This is a very fresh and punchy sort of improvised jazz that a lot of non-genre people would be very pleased to meet. I'm thinking of people who might have loved Captain Beefheart, Robert Fripp or Bilge Pump. People who might flip to Resonance FM or Late Junction now and then just to refresh their musical souls. My own jazz references are so limited that I'm perfectly happy to be told by those in London improvised jazz circles that this particular work is safe, or risky, or copyist or carelessly unhinged. I don’t mind. Those who really know London Jazz improv (hi Steve) will know all that and they probably know the album anyway, so it doesn't matter. What I can say truthfully is that coming from outside and finding this set of eight tunes has been a joy. The more I listen the more I hear.

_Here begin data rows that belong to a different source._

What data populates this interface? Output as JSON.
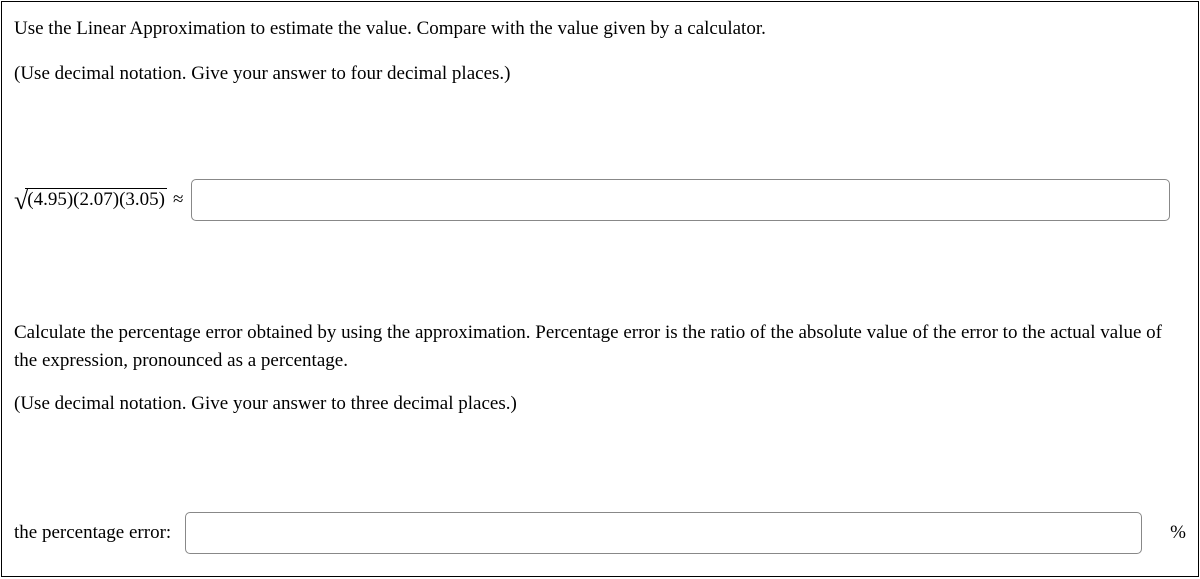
{
  "intro": {
    "line1": "Use the Linear Approximation to estimate the value. Compare with the value given by a calculator.",
    "line2": "(Use decimal notation. Give your answer to four decimal places.)"
  },
  "q1": {
    "radicand": "(4.95)(2.07)(3.05)",
    "approx_symbol": "≈",
    "input_value": ""
  },
  "mid": {
    "line1": "Calculate the percentage error obtained by using the approximation. Percentage error is the ratio of the absolute value of the error to the actual value of the expression, pronounced as a percentage.",
    "line2": "(Use decimal notation. Give your answer to three decimal places.)"
  },
  "q2": {
    "label": "the percentage error:",
    "input_value": "",
    "unit": "%"
  }
}
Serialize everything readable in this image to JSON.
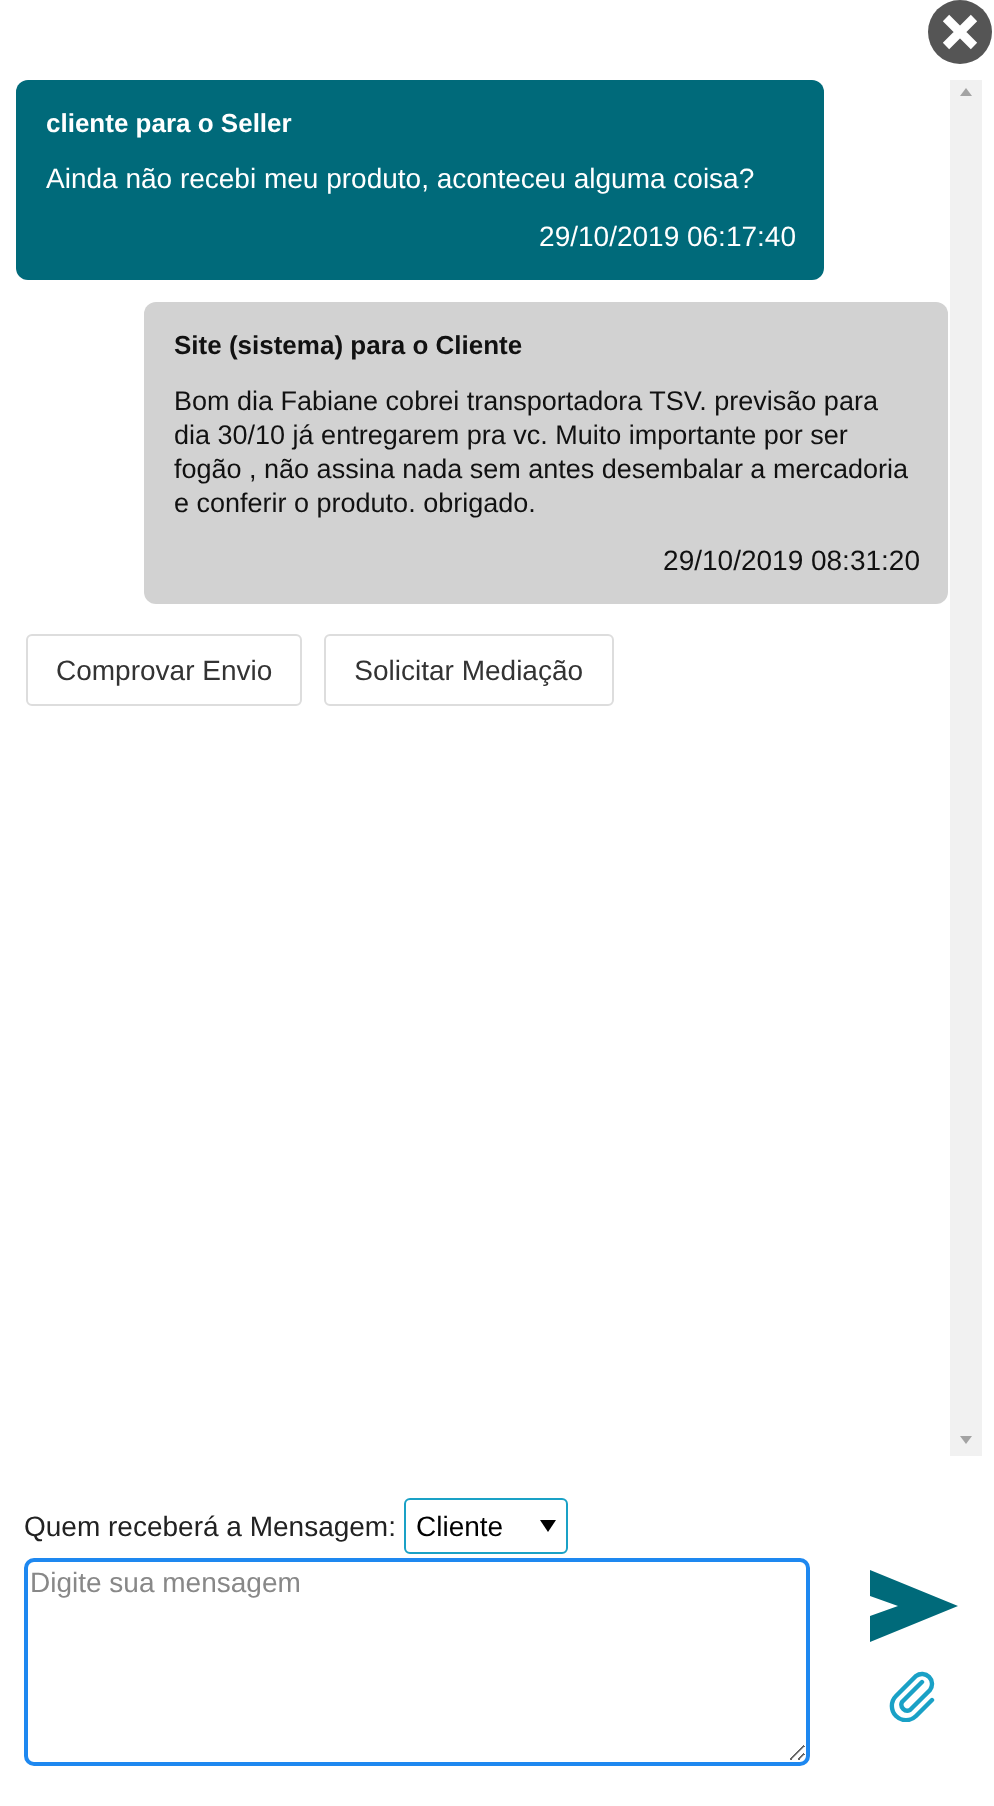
{
  "messages": [
    {
      "kind": "incoming",
      "sender": "cliente para o Seller",
      "text": "Ainda não recebi meu produto, aconteceu alguma coisa?",
      "time": "29/10/2019 06:17:40"
    },
    {
      "kind": "outgoing",
      "sender": "Site (sistema) para o Cliente",
      "text": "Bom dia Fabiane cobrei transportadora TSV. previsão para dia 30/10 já entregarem pra vc. Muito importante por ser fogão , não assina nada sem antes desembalar a mercadoria e conferir o produto. obrigado.",
      "time": "29/10/2019 08:31:20"
    }
  ],
  "actions": [
    "Comprovar Envio",
    "Solicitar Mediação"
  ],
  "recipient": {
    "label": "Quem receberá a Mensagem:",
    "value": "Cliente"
  },
  "message_field": {
    "placeholder": "Digite sua mensagem"
  }
}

What I could hear on the first play through, from the first number to the last, was enthusiasm for exploratory composition on the run and a delight in the sounds that the players' instruments can be coaxed into making on their own, in parallel. or in exhilarating dislocation. The paradoxical auditory search for pattern as well as surprise is fully rewarded. The whole musical gamut is covered, the sounds are celebrations of what devotees can do to make a listener chuckle, swoon or groove.

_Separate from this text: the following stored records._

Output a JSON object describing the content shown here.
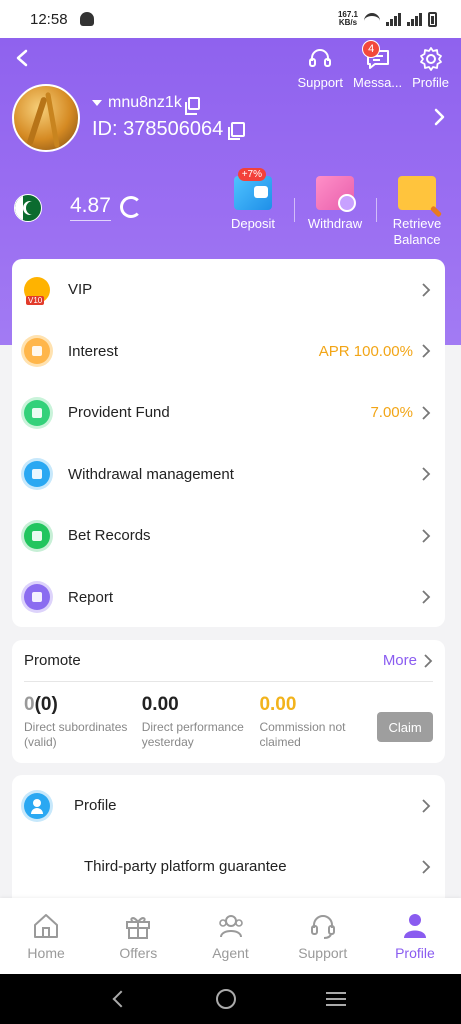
{
  "status_bar": {
    "time": "12:58",
    "net_speed": "167.1",
    "net_unit": "KB/s"
  },
  "header": {
    "support_label": "Support",
    "messages_label": "Messa...",
    "messages_badge": "4",
    "profile_label": "Profile",
    "username": "mnu8nz1k",
    "id_text": "ID: 378506064",
    "balance": "4.87"
  },
  "actions": {
    "deposit_label": "Deposit",
    "deposit_bonus": "+7%",
    "withdraw_label": "Withdraw",
    "retrieve_label": "Retrieve Balance"
  },
  "menu": [
    {
      "label": "VIP",
      "value": ""
    },
    {
      "label": "Interest",
      "value": "APR 100.00%"
    },
    {
      "label": "Provident Fund",
      "value": "7.00%"
    },
    {
      "label": "Withdrawal management",
      "value": ""
    },
    {
      "label": "Bet Records",
      "value": ""
    },
    {
      "label": "Report",
      "value": ""
    }
  ],
  "promote": {
    "title": "Promote",
    "more_label": "More",
    "subordinates_main": "0",
    "subordinates_paren": "(0)",
    "subordinates_desc": "Direct subordinates (valid)",
    "performance_value": "0.00",
    "performance_desc": "Direct performance yesterday",
    "commission_value": "0.00",
    "commission_desc": "Commission not claimed",
    "claim_label": "Claim"
  },
  "profile_section": {
    "profile_label": "Profile",
    "guarantee_label": "Third-party platform guarantee"
  },
  "bottom_nav": [
    {
      "label": "Home",
      "icon": "home-icon"
    },
    {
      "label": "Offers",
      "icon": "gift-icon"
    },
    {
      "label": "Agent",
      "icon": "agent-icon"
    },
    {
      "label": "Support",
      "icon": "headset-icon"
    },
    {
      "label": "Profile",
      "icon": "person-icon"
    }
  ],
  "colors": {
    "accent": "#8a5cf0",
    "header": "#9b6ff2",
    "gold": "#f2a516"
  }
}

Drummer/percussionist Javier Carmona comes from Madrid, spent seven years in London and then moved to Barcelona. This album, and the VOLE ensemble (now a quartet) came into being in London. Carmona's role is strong. He's right there on the first beat of "No Knees" and he scintillates for the next 50 minutes of the album, driving, nudging, punctuating and responding with unsurpassable energy and variation.
As well as playing with VOLE Roberto Sassis also plays in a South London band called SNORKEL. They make inventive noises in rock/dance/funk shaped forms. With VOLE he shows his talent for playing less linear, more moment-to-moment stuff but his presence on the album confirms what I was suggesting about the wider interest the VOLE could (and should) get from an audience more attuned to complex or challenging rock formats.
Roland Ramanan, trumpet player in the trio that recorded this album, has his own ten-piece jazz ensemble (ROLAND RAMANAN TENTET). His voice is strong. It matches the drums and guitar for inventiveness and subtlety. It opens "Voiced, Unvoiced" with a soulful lament of epic shape. He plays a lush and confident lead on closing track "Before" and he matches Carmona's beats for percussive energy and sudden changes of sound on "Tim's Favorites"
In summary, this is an approachably complex album. Listen one moment at a time, and let each moment be as long as you want it to be. Let yourself listen as freely as the trio are playing, with just as much concentration as they give to each note or sound. Waste no time trying to get it. Let it get you.